This doubles as for majors. On a wild Saturday with a huddled leaderboard, NBC’s lead golf producer Tommy Roy faced the difficult task of showing the drama unfolding. Where was the local boy Keegan Bradley? Why was the last set, with the sputtering Colin Morikawa, so dark? How many “running” commercials can we watch?
Complaining on social media was plentiful, and we’ll get there, but first some praise must be missed. Watching the early morning broadcast about six hours before the group final ended offered some great insights as analyst Aaron Oberholser outlined the risk-reward challenge of the 18-footed tee with the help of Justin Leonard at the booth. About 10 hours later, defending champion Jon Ram drove into the left lane bunker that Oberholser had warned spectators and hit the lip with a second hit, eventually making him a double bogey and squandering his lead. If you watched this clip, you are ready to face this 18-hole Ram disaster.
Another highlight was a segment with former caddy analyst John Wood, who took viewers inside the yardage book and explained the ins and outs of caddies in order to help their player that the average viewer might not know. No Laying Up also pointed this out on social media.
Wood also proved to be a good infantryman and helped viewers understand how on a breezy day the course changed into a quick and assertive test that swelled the results in the afternoon.
“I’m 220 yards out of that green,” he said, “and I could hear that ball bouncing around like I was standing next to it.” “these [greens] They are installed. “
Another feature: 4D replay. It’s sponsored content, but these visuals are a significant upgrade from the days of Peter Kostis of CBS and the Minolta Biz Hub Swing Vision, though I’ve been dealing with Kostis breaking up the swings on NBC’s Paul Azinger any day. It’s as if the swing geeks out there could really learn something as they watched the best players in the world through this technology.
Well, I promised a bunch of the most social media barbs for the broadcast and the reactions came fast and furious in real time. Golf News Net’s Ryan Ballengee summed up the feud between fans and the viewing experience in a nutshell in his tweet.
I’m going on a limb here, but I’m pretty sure there’s no “market research” that deepfriedegg is referring to below.
There have been several complaints that many players have gone into Witness Protection during TV broadcasts on occasion and been unseen for extended periods, including this tweet from Josh Babbitt, asking what happened to Bradley.

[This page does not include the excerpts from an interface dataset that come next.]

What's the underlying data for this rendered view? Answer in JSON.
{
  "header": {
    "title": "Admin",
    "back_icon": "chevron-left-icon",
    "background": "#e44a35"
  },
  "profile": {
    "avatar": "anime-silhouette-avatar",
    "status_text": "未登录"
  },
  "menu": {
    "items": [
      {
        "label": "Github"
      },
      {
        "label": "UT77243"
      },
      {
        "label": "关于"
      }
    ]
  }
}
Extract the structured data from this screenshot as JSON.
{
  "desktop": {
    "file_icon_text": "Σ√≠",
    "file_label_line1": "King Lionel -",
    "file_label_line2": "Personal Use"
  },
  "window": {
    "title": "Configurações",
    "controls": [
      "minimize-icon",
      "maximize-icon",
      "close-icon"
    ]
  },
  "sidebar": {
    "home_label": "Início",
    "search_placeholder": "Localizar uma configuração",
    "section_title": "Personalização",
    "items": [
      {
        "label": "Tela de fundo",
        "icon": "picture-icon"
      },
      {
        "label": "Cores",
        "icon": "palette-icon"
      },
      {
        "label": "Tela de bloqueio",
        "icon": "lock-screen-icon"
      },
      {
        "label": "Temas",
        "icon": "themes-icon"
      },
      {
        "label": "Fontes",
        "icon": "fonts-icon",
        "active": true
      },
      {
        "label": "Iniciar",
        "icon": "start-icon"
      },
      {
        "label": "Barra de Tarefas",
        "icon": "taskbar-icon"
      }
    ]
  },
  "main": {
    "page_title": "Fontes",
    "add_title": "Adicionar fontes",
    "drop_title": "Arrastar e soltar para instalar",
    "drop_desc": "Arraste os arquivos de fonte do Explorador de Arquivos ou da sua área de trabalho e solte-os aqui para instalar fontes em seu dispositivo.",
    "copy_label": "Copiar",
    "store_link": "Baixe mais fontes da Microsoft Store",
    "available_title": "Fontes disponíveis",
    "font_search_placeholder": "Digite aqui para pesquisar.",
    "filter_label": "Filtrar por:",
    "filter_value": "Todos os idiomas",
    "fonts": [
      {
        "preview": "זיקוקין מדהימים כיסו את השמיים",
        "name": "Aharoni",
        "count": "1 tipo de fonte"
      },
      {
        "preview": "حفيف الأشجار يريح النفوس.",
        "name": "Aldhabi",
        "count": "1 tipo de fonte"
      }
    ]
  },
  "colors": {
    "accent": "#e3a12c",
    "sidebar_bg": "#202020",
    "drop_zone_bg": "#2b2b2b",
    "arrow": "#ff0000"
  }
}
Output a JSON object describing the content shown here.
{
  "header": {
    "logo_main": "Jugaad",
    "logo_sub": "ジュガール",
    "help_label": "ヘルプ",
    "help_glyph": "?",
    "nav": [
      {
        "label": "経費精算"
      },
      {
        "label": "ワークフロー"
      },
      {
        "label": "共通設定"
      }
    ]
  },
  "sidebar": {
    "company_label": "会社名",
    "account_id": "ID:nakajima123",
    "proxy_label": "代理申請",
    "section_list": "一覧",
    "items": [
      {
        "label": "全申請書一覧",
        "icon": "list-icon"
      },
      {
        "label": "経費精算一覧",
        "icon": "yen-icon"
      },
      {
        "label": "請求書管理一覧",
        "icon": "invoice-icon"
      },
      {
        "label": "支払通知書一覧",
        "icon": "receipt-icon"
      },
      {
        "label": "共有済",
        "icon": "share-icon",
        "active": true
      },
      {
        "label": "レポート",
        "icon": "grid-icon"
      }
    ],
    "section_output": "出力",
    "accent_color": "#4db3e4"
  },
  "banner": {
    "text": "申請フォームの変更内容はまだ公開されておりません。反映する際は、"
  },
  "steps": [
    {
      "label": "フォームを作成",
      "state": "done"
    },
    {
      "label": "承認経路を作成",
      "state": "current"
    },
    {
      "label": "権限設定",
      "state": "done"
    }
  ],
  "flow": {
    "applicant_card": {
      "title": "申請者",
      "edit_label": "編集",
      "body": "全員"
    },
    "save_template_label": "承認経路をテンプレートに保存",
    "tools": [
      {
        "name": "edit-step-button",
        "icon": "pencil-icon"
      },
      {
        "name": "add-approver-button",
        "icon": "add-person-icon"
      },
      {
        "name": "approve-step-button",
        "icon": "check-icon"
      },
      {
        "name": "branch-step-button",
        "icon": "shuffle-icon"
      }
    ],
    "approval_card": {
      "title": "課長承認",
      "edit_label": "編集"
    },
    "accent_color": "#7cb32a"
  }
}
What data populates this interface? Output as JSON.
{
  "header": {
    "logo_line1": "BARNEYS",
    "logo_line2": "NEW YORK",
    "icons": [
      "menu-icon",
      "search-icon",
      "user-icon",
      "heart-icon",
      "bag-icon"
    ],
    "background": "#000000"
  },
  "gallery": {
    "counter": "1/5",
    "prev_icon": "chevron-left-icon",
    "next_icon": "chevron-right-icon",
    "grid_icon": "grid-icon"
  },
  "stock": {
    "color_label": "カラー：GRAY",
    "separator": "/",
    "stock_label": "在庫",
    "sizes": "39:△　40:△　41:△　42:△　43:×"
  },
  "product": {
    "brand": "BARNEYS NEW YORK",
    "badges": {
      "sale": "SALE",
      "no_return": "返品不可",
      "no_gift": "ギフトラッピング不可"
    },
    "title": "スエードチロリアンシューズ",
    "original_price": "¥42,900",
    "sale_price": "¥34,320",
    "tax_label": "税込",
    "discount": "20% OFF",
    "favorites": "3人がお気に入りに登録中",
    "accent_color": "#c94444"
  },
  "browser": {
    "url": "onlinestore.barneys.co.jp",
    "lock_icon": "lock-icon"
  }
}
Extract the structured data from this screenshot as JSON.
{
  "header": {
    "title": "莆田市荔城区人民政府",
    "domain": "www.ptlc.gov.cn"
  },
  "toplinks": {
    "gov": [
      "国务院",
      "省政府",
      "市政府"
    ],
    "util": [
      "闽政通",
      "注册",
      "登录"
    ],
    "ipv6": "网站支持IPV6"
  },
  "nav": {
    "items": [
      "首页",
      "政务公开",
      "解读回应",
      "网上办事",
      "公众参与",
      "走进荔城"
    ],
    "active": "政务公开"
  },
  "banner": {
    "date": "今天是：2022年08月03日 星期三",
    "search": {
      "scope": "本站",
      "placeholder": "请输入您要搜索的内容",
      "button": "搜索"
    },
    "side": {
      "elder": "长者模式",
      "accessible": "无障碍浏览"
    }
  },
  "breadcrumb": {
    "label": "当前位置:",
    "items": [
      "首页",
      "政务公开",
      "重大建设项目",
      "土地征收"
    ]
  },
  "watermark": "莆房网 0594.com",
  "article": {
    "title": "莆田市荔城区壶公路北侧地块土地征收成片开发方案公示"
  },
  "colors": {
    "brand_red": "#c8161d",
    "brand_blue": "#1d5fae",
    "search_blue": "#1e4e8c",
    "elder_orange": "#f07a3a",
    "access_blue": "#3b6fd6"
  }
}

This tweet from Piehowski DJ from No Laying Up made me laugh. NBC likes to promote how they show every player on the field because if they earn a spot on the field, they deserve to be shown. Piehowski has taken a hilarious shot for several commercials (in her defense, NBC has racked up huge amounts of rights fees and they have to pay the bills) and I can confirm that Mike Terrico didn’t actually say this…but, oh, if he did!
No Laying Up can’t be accused of piling on their multiple tweets, but that doesn’t mean what they take is wrong.
Last but not least, Geoff Shackelford couldn’t help but point out that the ads weren’t slowing down as TV broadcasting reached its peak.
The good news is that Golf Twitter can breathe a sigh of relief: the last hour of Sunday’s broadcast is being offered free of charge thanks to the good folks at Rolex. There’s still another round to go, and with a star-studded narrow leaderboard, we’re bound to have drama on Sunday. And maybe free golf: every tournament at The Country Club is decided by a playoff. Enjoy the final round that starts at 9 AM ET on Peacock, goes to USA Network at 10 and finally to NBC at 12 ET. Let’s have a day.